On conservative KNUS last week, host Steffan Tubbs asked U.S. Rep. Ken Buck (R-CO) why Colorado Sen. Cory Gardner wasn’t speaking out more on impeachment.
Buck replied with, “I think Cory is absolutely right. Cory will be part of the jury in the near future, and I think Corey is demonstrating that he is entering this with an open mind, that he wants to see the evidence. But Cory is a thoughtful and he is a senator that is well-respected because he holds his cards close to his vest. And I think that that Cory Gardner, when he speaks and when he says, ‘I’ve listened to the evidence and this is my vote,’ it’s much more convincing than if he was a partisan all the way along.”
In fact, Gardner hasn’t been spewing out news releases on impeachment, like KNUS’ Steffan Tubbs wants him to do.
The irony hasn’t been lost on 9News’ Kyle Clark, who tweeted Dec. 10: “Quite the contortion in [Gardner’s] statement on impeachment.
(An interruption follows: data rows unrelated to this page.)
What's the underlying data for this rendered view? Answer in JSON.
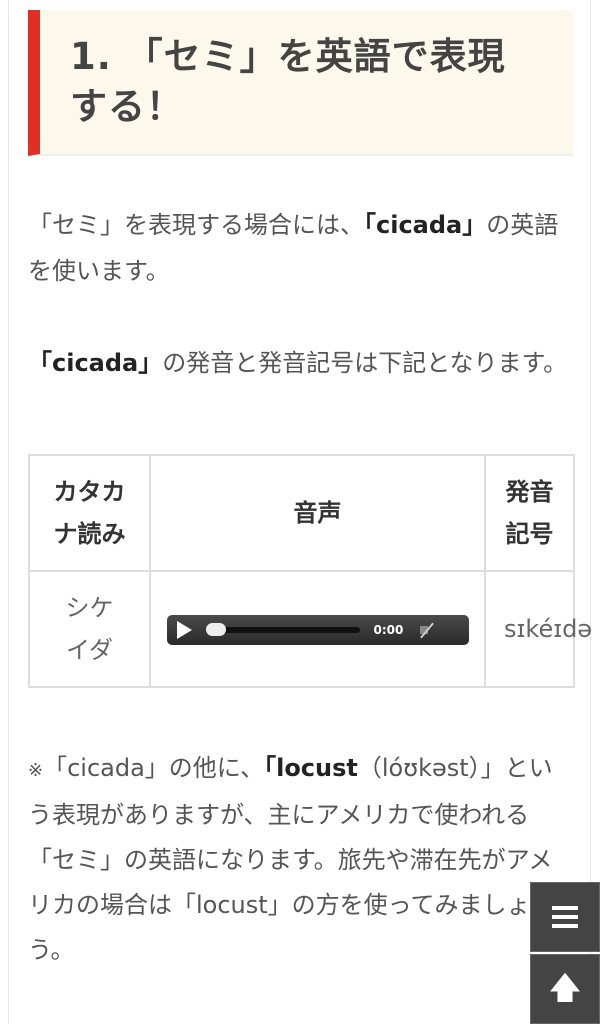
{
  "heading": {
    "line1": "1. 「セミ」を英語で表現",
    "line2": "する！"
  },
  "intro": {
    "before": "「セミ」を表現する場合には、",
    "term": "「cicada」",
    "after": "の英語を使います。"
  },
  "pronunciation_intro": {
    "term": "「cicada」",
    "after": "の発音と発音記号は下記となります。"
  },
  "table": {
    "headers": {
      "katakana": "カタカナ読み",
      "audio": "音声",
      "ipa": "発音記号"
    },
    "row": {
      "katakana": "シケイダ",
      "ipa": "sɪkéɪdə"
    }
  },
  "audio_player": {
    "time": "0:00"
  },
  "note": {
    "mark": "※",
    "before": "「cicada」の他に、",
    "term": "「locust",
    "ipa_part": "（lóʊkəst）」",
    "after": "という表現がありますが、主にアメリカで使われる「セミ」の英語になります。旅先や滞在先がアメリカの場合は「locust」の方を使ってみましょう。"
  },
  "icons": {
    "menu": "hamburger-menu-icon",
    "scroll_top": "arrow-up-icon"
  },
  "colors": {
    "accent_red": "#e02f24",
    "heading_bg": "#fcf9ec",
    "fab_bg": "#444444"
  }
}
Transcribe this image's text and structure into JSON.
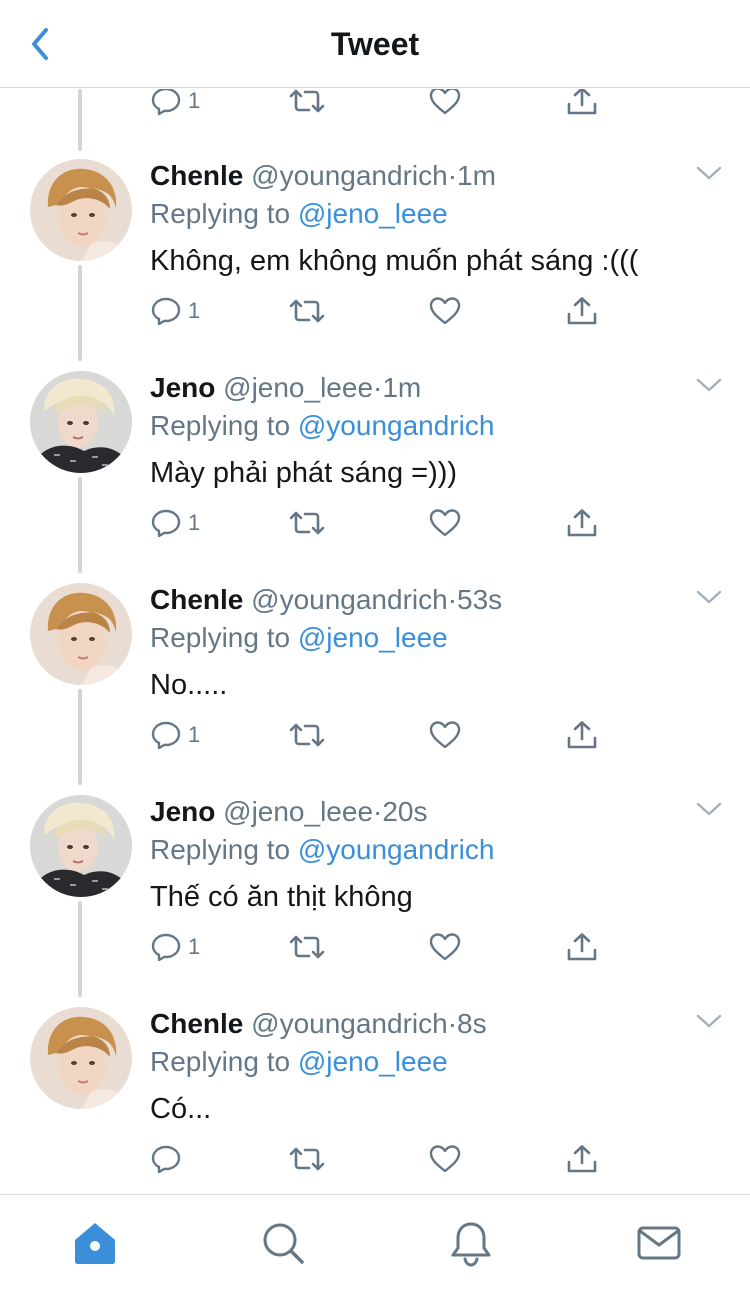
{
  "header": {
    "title": "Tweet",
    "back_icon": "chevron-left-icon"
  },
  "colors": {
    "accent": "#3b8fd8",
    "muted": "#657786",
    "text": "#14171a",
    "divider": "#d9dde1",
    "rail": "#ccd6dd"
  },
  "top_actions": {
    "reply_count": "1"
  },
  "tweets": [
    {
      "name": "Chenle",
      "handle": "@youngandrich",
      "sep": "·",
      "time": "1m",
      "replying_prefix": "Replying to",
      "replying_to": "@jeno_leee",
      "text": "Không, em không muốn phát sáng :(((",
      "reply_count": "1"
    },
    {
      "name": "Jeno",
      "handle": "@jeno_leee",
      "sep": "·",
      "time": "1m",
      "replying_prefix": "Replying to",
      "replying_to": "@youngandrich",
      "text": "Mày phải phát sáng =)))",
      "reply_count": "1"
    },
    {
      "name": "Chenle",
      "handle": "@youngandrich",
      "sep": "·",
      "time": "53s",
      "replying_prefix": "Replying to",
      "replying_to": "@jeno_leee",
      "text": "No.....",
      "reply_count": "1"
    },
    {
      "name": "Jeno",
      "handle": "@jeno_leee",
      "sep": "·",
      "time": "20s",
      "replying_prefix": "Replying to",
      "replying_to": "@youngandrich",
      "text": "Thế có ăn thịt không",
      "reply_count": "1"
    },
    {
      "name": "Chenle",
      "handle": "@youngandrich",
      "sep": "·",
      "time": "8s",
      "replying_prefix": "Replying to",
      "replying_to": "@jeno_leee",
      "text": "Có...",
      "reply_count": ""
    }
  ],
  "tabbar": [
    "home-icon",
    "search-icon",
    "bell-icon",
    "mail-icon"
  ]
}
Says it’s a ‘total circus’ to ‘appease the far-left’ but Gardner says as a juror in Senate they’ll be ‘bipartisan and fair.'”
And speaking of contortion, Buck doesn’t have a problem saying that he “absolutely” does not believe that Gardner will vote against impeachment, which is what he told Tubbs Friday.
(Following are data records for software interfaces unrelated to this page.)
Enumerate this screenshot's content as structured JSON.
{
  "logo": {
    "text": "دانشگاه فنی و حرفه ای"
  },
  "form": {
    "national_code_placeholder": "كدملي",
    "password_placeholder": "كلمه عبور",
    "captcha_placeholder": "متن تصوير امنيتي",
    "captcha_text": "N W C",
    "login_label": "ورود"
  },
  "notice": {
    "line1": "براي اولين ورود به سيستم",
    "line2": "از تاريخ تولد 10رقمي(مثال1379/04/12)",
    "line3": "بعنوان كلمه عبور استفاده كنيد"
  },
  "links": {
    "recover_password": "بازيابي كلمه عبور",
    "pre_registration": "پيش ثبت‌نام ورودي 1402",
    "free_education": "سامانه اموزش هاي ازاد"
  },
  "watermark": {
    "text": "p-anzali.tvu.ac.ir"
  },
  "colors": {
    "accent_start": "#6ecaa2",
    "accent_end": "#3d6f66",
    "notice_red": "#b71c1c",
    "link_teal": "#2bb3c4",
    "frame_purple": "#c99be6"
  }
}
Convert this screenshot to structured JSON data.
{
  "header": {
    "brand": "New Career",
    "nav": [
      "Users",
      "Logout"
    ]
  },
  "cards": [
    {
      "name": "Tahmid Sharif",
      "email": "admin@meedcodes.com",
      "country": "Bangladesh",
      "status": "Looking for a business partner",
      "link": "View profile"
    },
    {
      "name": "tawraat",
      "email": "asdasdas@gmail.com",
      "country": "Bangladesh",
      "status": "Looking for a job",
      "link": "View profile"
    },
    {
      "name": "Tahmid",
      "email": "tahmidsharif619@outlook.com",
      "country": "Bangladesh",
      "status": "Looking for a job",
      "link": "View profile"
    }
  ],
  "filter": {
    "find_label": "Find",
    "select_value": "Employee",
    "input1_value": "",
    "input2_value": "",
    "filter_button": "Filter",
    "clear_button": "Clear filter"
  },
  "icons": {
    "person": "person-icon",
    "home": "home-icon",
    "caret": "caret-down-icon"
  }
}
So Buck is saying, Gardner needs to act like an impartial juror, but don’t worry my fellow Republicans, Gardner will absolutely vote with Trump.
That’s what it looks like when a contortionist defends a contortionist.
Buck’s own impeachment behavior is getting national attention.
Maureen Dowd of the New York Times spotlighted Buck as having the “most twisted” defense of opposing an aspect of impeachment.
The twisted moment came, Dowd wrote over the weekend, when Buck said that it doesn’t make sense to impeach for obstructing Congress because “we were sent here to obstruct this Congress.” It was “a campaign promise.”
If you read that a few times, then Buck’s defense of Gardner maintaining his non-silence silence to be impartial seems logical.